Rick Allen will be in the booth with Townsend Bell and Paul Tracy. Marty Snider, Kevin Lee, Katie Hargitt and Robin Miller will be in pit lane.

Coverage will run from 6 to 9 p.m. PT and local time, so 9 p.m. to midnight ET.

Each of the top three drivers on the grid, Helio Castroneves, Will Power and JR Hildebrand, seek their first wins of the year. The first three race winners start fourth (Josef Newgarden), 10th (points leader Sebastien Bourdais) and 11th (James Hinchcliffe).

Track position is expected to be key for the 250-lap race, the first oval event of the season, with passing projected to be difficult – albeit not impossible.

Beyond the top three, some of the other story lines to watch include these:

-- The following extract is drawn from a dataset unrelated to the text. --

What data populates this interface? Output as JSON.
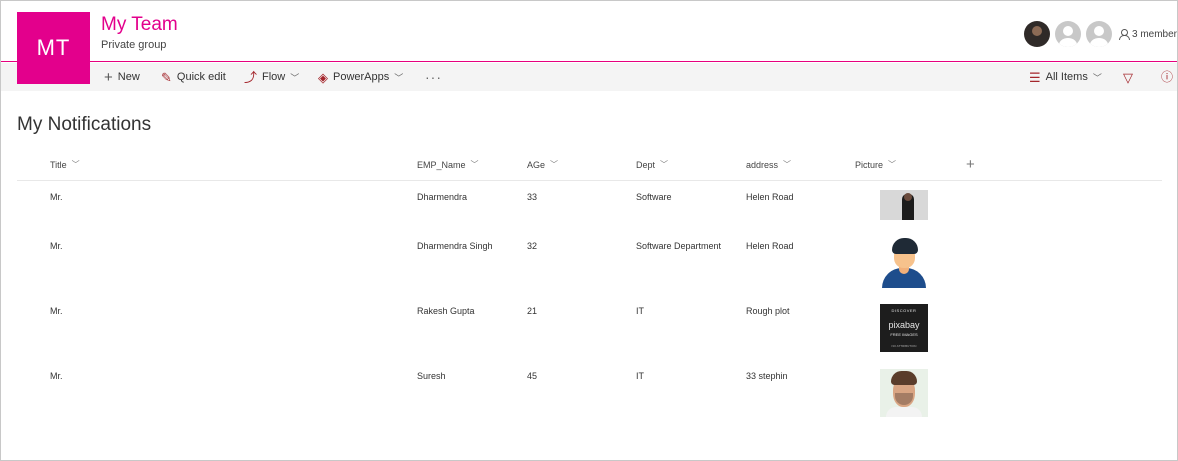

  • On the inside of Row 3, is Simon Pagenaud positioned to secure his first oval victory?
  • Will any of the Hondas be able to make significant inroads on the Chevrolets?
  • Is anyone going to be able to make enough gains on pit road to move up the order?

The starting lineup is below: